By: John Viskup

It is said that at least 20% of a company’s annual revenue should be derived from the sale of new products and services. In some industry circles, it’s closer to 30−40% where product obsolescence is a stark reality.  What’s surprising is how few companies achieve these ratios that are often a predictor of future viability.  They’re stuck in a rut and reduced to defending and extending existing core products at the sacrifice of true diversification. How many industries have died a slow death by milking products until there was nothing left to reap?  The stories are endless about the pitfalls of focusing on the “core.”

A number of reasons are behind why companies fail in their innovation efforts ranging from not enough “innovation” talent and capital being employed to focusing on cash cow products.

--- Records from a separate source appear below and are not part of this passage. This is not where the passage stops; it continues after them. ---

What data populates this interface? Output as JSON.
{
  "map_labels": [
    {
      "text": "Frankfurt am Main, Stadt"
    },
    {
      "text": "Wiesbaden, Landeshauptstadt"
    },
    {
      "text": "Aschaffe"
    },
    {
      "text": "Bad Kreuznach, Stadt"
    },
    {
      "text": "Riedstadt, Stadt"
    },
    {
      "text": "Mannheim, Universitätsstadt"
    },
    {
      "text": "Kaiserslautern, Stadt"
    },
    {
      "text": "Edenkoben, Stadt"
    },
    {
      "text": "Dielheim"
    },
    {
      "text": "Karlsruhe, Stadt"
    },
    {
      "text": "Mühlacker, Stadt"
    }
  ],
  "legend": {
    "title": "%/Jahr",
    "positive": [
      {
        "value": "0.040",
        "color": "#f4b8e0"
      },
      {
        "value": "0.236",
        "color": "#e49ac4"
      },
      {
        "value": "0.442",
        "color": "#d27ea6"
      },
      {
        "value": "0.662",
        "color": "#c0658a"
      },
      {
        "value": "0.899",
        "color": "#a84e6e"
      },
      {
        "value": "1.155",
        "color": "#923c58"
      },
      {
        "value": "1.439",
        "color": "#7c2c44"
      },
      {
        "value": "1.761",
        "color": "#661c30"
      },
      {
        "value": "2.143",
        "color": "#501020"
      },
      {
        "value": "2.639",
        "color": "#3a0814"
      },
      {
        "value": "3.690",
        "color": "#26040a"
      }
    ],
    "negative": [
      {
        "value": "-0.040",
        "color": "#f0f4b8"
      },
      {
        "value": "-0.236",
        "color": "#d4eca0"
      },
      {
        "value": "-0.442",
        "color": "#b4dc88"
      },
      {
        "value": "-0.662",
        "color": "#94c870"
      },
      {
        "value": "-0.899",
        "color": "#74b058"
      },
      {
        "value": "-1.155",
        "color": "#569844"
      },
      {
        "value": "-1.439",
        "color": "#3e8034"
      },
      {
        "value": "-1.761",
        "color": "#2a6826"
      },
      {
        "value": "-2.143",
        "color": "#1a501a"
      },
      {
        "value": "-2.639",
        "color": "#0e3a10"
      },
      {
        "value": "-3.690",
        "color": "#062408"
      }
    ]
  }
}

Product innovation is flat out hard and time consuming. It requires stepping away from all the widely accepted knowns of your business to hear it through the voice of the customer. Too many companies fall victim to not actively having their ear to the market.  It becomes a “what can we make” methodology rather than understanding the true market need.

Diversification is vital to ensuring a healthy and vibrant company, especially in the swiftly changing markets we face as manufacturers today. What may have worked a year or two ago is now often times rendered meaningless to customers today. If you’re not distinct, you’re liable to find yourself extinct.

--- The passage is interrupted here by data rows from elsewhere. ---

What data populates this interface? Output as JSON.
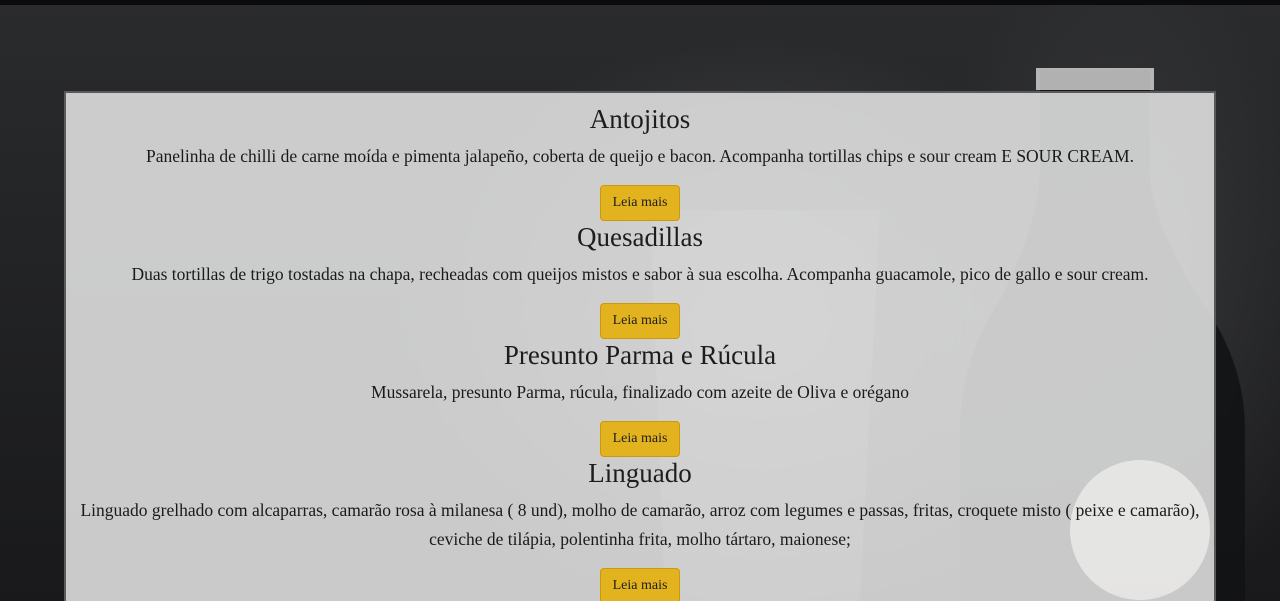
{
  "menu_items": [
    {
      "title": "Antojitos",
      "description": "Panelinha de chilli de carne moída e pimenta jalapeño, coberta de queijo e bacon. Acompanha tortillas chips e sour cream E SOUR CREAM.",
      "button_label": "Leia mais"
    },
    {
      "title": "Quesadillas",
      "description": "Duas tortillas de trigo tostadas na chapa, recheadas com queijos mistos e sabor à sua escolha. Acompanha guacamole, pico de gallo e sour cream.",
      "button_label": "Leia mais"
    },
    {
      "title": "Presunto Parma e Rúcula",
      "description": "Mussarela, presunto Parma, rúcula, finalizado com azeite de Oliva e orégano",
      "button_label": "Leia mais"
    },
    {
      "title": "Linguado",
      "description": "Linguado grelhado com alcaparras, camarão rosa à milanesa ( 8 und), molho de camarão, arroz com legumes e passas, fritas, croquete misto ( peixe e camarão), ceviche de tilápia, polentinha frita, molho tártaro, maionese;",
      "button_label": "Leia mais"
    }
  ],
  "colors": {
    "button_bg": "#e2b21f",
    "panel_bg": "#e8e8e8",
    "background": "#1c1d1f"
  }
}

The success that Victory Energy is realizing today is based upon always being cognizant of where the market is heading. When we started the company in 1999, the ethanol industry represented a large percentage of our business. There’s nothing wrong with “owning” a market; however, you have to be mindful of the inevitable downturn. No industry is immune. Statistics show that business leaders go through at least four economic downturns or recessions in their careers. Another reason to be diversified and not beholden to one industry category.

To me, diversification has always meant being in lock step with customer needs. It requires following trends and aligning product development around where the market is heading rather than where it exists today. You need to stop selling and start listening.

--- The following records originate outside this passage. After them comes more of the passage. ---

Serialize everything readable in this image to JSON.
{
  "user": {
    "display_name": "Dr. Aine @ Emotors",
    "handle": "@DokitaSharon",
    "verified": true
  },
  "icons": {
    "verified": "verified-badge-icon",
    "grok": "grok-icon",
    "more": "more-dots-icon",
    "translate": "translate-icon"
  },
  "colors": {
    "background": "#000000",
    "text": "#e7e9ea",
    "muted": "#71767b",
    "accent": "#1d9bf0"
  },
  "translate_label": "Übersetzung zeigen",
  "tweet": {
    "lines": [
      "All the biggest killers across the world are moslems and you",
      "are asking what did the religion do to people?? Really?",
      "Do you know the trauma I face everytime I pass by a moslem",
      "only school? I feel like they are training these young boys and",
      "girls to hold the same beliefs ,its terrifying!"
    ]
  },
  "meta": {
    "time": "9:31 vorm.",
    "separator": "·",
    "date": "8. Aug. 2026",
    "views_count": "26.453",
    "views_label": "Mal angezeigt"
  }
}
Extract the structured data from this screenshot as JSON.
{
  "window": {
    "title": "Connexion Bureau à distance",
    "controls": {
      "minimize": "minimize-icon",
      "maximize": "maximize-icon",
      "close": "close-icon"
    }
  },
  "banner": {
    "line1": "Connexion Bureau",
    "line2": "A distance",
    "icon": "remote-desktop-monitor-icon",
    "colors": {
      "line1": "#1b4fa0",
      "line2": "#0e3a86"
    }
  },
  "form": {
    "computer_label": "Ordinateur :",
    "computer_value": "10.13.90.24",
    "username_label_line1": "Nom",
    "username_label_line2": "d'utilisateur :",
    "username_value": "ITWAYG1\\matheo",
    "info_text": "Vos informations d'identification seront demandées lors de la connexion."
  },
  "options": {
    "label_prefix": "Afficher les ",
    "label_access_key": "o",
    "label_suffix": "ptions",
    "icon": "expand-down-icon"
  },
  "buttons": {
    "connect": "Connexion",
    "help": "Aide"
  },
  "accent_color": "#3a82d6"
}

The majority of our products are borne out of market need and direct customer requirements. Our GENESIS HTHW generator emanated from requests from leading higher educational institutions looking for a different solution to campus wide heating applications. In this case, the market drove our diversification.

Operating in the mature boiler and heat recovery industry doesn’t hinder our quest to further diversify the company. For years, customers asked us to get into the burner business. They viewed it as a natural extension for Victory Energy. Now three years later, we surpassed our 100th unit sold. It required investment and patience, and those efforts are paying off in allowing the company to be far more diversified. It’s smart diversification that the market has validated and provides a new and growing revenue stream.

Diversification is about filling market gaps by seizing on unmet customer needs and taking advantage of competitive weakness. It requires having a true pulse on where markets are headed. You need people who can tell you what might be rather than what is. Too many companies suffer from what is commonly called “locked in thinking.” They take the tunnel view of the way the business has always been conducted. They’re not seeing and many times ignoring the opportunities that exist in the markets that they serve. Markets are fickle, they get hot and then go cold quickly. That happened with the oil/sands segment – almost overnight. Your products and services must be elastic enough to serve multiple audiences across several industries. Diversification in your product and services portfolio isn’t just nice to have, it is mandatory. Start diversifying your business today. You’ll be glad you did.